Maltese national Yorgen Fenech was detained at dawn on his yacht Gio as he tried to leave the island
Valletta (AFP) - Malta on Wednesday arrested a tycoon in connection with the murder of journalist Daphne Caruana Galizia, the day after an alleged middleman was offered a pardon to identify the mastermind behind the killing.
Maltese national Yorgen Fenech was detained on his yacht at dawn as he tried to leave Malta, a police source told AFP, in the latest development in the long-running case that has raised questions about the rule of law in Malta.
Before her 2017 murder, which sparked outrage and protests in the Mediterranean island, Caruana Galizia reported on corruption -- including alleging that a company owned by Fenech was connected to high-level politicians.
Her son Andrew said on Twitter that Prime Minister Joseph Muscat "has blood on his hands" for protecting those involved.
Parliament was adjourned Wednesday following a walkout by opposition lawmakers after Muscat refused to sack officials allegedly implicated in the case.
Several hundred people protested outside Muscat's office in Valetta, waving photos of the murdered blogger and calling on the prime minister to resign.
"This is not the Malta I know and not the Malta I want my children to be brought up in," said protester Donna Portelli. "I'm sick of this place."
The crowd later prevented Justice Minister Owen Bonnici's car driving away from parliament, banging on the windows and shouting: "Mafia!
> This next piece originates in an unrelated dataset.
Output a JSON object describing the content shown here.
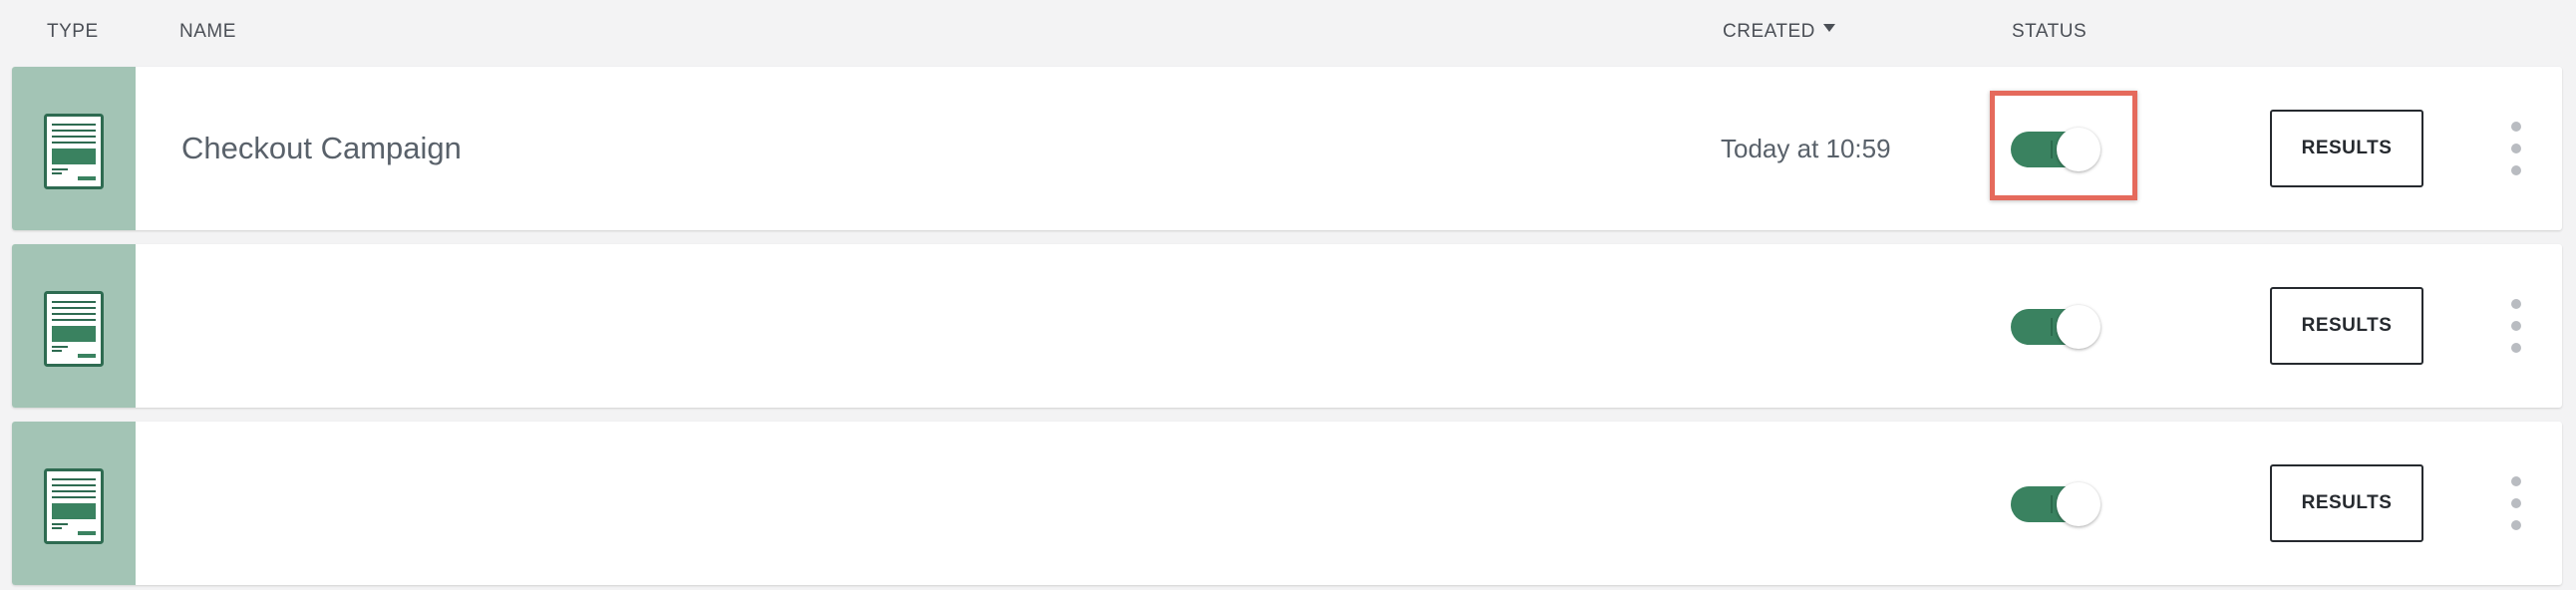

Mafia!"
The murdered journalist's family called Wednesday for tourism minister Konrad Mizzi and the prime minister's chief of staff Keith Schembri to resign over alleged planned payments from Fenech's company.
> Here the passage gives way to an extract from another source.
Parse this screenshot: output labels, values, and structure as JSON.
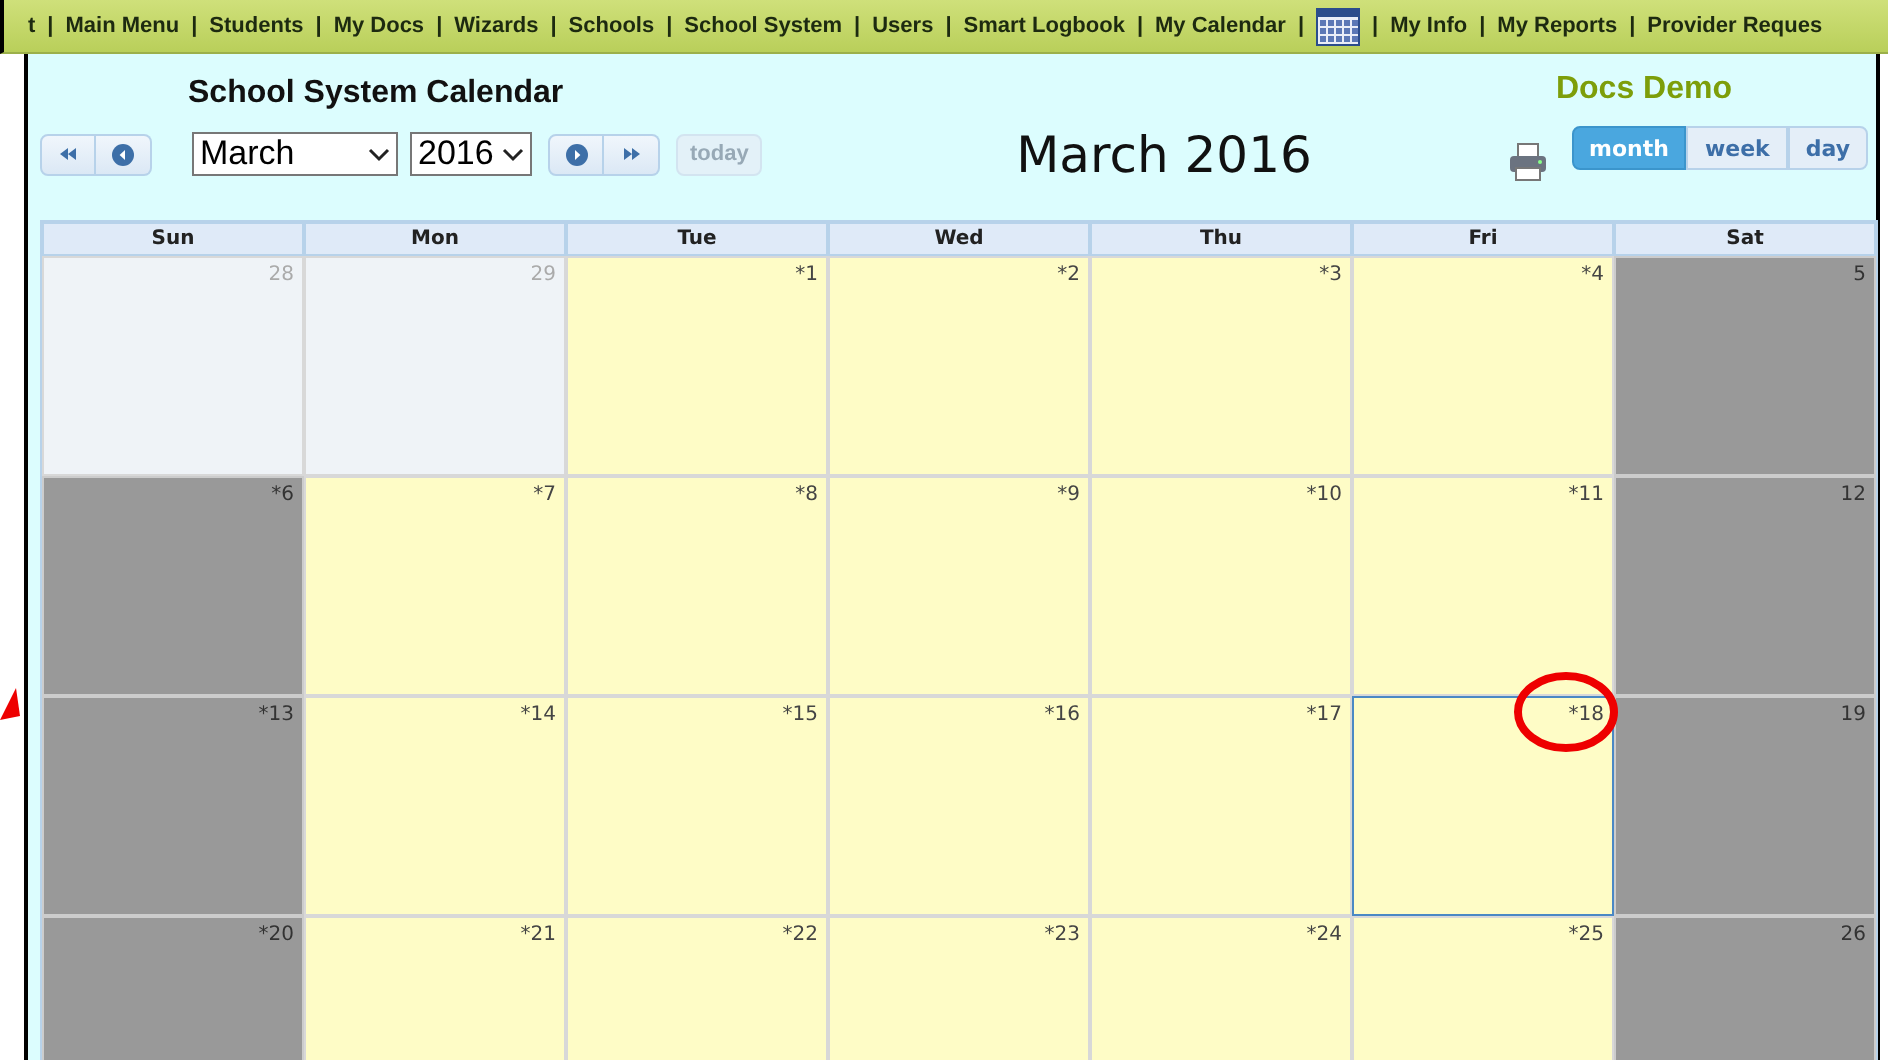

Fenech, who is from a wealthy family with sprawling business from energy to hotels, was intercepted just after 5:30 am local time (0430 GMT), and his sleek white and blue yacht Gio was accompanied back to port.
Police said Fenech was "a person of interest" in the case.
On Tuesday, Muscat had said he had promised a pardon if an alleged middleman arrested last week named the person who ordered the attack.
- 'Mafia island' -
Caruana Galizia, described by supporters as a "one-woman WikiLeaks", had highlighted corruption in Malta before she was blown up by a car bomb.
Three men are facing trial for allegedly carrying out the brutal killing, but the mastermind has not yet been identified.
The 53-year-old blogger left behind a husband and three sons, who have accused Muscat of filling his office with crooks and creating a culture of impunity that turned Malta into a "mafia island".
Her sons said in a Wednesday statement that Fenech's arrest was "an overdue and important development" in the case.
"We now expect the authorities to continue investigating the links our mother uncovered between Fenech and the prime minister's chief of staff and minister Konrad Mizzi," the family said.
Fenech is the director and co-owner of Electrogas, which won a multi-million euro contract from the Maltese state in 2013 to build a new gas power station.
He was also director of one of the country's most powerful businesses, the Tumas Group, which runs among other things the Hilton Malta and Portomaso Casino.
But in company documents seen by AFP, Fenech resigned the post last week and was replaced by his brother Franco.
A leaked Malta Financial Intelligence Analysis Unit (FIAU) report identified Fenech as the owner of a company in Dubai called 17 Black.
Caruana Galizia had written in her blog about 17 Black some eight months before her death, alleging it had connections to Maltese politicians.
- 'Mother would still be alive' -
Much of her work had been centred on what the huge Panama Papers data leak unveiled about corruption at the highest levels in Malta.
Leaked emails revealed in court appeared to show that Panama companies owned by then-energy minister Mizzi and chief of staff Schembri stood to receive payments from 17 Black.
If Muscat had not protected Mizzi and Schembri, "my mother would still be alive", Caruana Galizia's son Andrew tweeted, calling for both to resign.
The prime minister said Wednesday there was no evidence he knew of linking politicians to the murder, and insisted that his order for police to increase surveillance had prevented Fenech's "potential escape".
After repeatedly refusing to open a public inquiry into the killing, Malta made a surprise U-turn in September, appointing a retired judge to head a probe.